───── SOURCE RECORDS
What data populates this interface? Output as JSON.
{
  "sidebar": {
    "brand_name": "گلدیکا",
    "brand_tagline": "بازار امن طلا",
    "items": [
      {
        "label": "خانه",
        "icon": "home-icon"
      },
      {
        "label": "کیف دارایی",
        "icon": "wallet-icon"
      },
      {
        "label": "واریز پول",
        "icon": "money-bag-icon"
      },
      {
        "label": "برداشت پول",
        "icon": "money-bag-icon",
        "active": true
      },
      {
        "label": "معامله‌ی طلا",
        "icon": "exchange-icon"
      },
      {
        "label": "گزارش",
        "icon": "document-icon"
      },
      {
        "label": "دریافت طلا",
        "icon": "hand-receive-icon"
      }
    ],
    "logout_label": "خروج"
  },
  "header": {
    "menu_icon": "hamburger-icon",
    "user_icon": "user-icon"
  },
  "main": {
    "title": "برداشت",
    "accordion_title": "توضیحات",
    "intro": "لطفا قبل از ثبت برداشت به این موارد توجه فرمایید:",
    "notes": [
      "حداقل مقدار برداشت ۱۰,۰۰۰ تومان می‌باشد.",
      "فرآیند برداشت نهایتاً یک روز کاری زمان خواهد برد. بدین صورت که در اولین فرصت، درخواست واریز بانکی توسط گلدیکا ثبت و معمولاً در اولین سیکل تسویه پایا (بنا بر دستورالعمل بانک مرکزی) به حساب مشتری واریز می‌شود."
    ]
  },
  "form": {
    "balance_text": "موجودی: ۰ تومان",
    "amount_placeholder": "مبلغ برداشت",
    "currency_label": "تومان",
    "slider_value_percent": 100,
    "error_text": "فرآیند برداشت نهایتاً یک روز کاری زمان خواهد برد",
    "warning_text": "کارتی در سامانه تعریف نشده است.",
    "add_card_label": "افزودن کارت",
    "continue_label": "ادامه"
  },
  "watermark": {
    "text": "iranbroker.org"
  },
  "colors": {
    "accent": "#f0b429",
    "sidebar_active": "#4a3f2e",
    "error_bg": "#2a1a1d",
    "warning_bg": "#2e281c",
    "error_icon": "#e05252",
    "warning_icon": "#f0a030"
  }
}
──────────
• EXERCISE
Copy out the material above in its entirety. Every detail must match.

• RESPONSE TO THE TASK
What data populates this interface? Output as JSON.
{
  "sidebar": {
    "brand_name": "گلدیکا",
    "brand_tagline": "بازار امن طلا",
    "items": [
      {
        "label": "خانه",
        "icon": "home-icon"
      },
      {
        "label": "کیف دارایی",
        "icon": "wallet-icon"
      },
      {
        "label": "واریز پول",
        "icon": "money-bag-icon"
      },
      {
        "label": "برداشت پول",
        "icon": "money-bag-icon",
        "active": true
      },
      {
        "label": "معامله‌ی طلا",
        "icon": "exchange-icon"
      },
      {
        "label": "گزارش",
        "icon": "document-icon"
      },
      {
        "label": "دریافت طلا",
        "icon": "hand-receive-icon"
      }
    ],
    "logout_label": "خروج"
  },
  "header": {
    "menu_icon": "hamburger-icon",
    "user_icon": "user-icon"
  },
  "main": {
    "title": "برداشت",
    "accordion_title": "توضیحات",
    "intro": "لطفا قبل از ثبت برداشت به این موارد توجه فرمایید:",
    "notes": [
      "حداقل مقدار برداشت ۱۰,۰۰۰ تومان می‌باشد.",
      "فرآیند برداشت نهایتاً یک روز کاری زمان خواهد برد. بدین صورت که در اولین فرصت، درخواست واریز بانکی توسط گلدیکا ثبت و معمولاً در اولین سیکل تسویه پایا (بنا بر دستورالعمل بانک مرکزی) به حساب مشتری واریز می‌شود."
    ]
  },
  "form": {
    "balance_text": "موجودی: ۰ تومان",
    "amount_placeholder": "مبلغ برداشت",
    "currency_label": "تومان",
    "slider_value_percent": 100,
    "error_text": "فرآیند برداشت نهایتاً یک روز کاری زمان خواهد برد",
    "warning_text": "کارتی در سامانه تعریف نشده است.",
    "add_card_label": "افزودن کارت",
    "continue_label": "ادامه"
  },
  "watermark": {
    "text": "iranbroker.org"
  },
  "colors": {
    "accent": "#f0b429",
    "sidebar_active": "#4a3f2e",
    "error_bg": "#2a1a1d",
    "warning_bg": "#2e281c",
    "error_icon": "#e05252",
    "warning_icon": "#f0a030"
  }
}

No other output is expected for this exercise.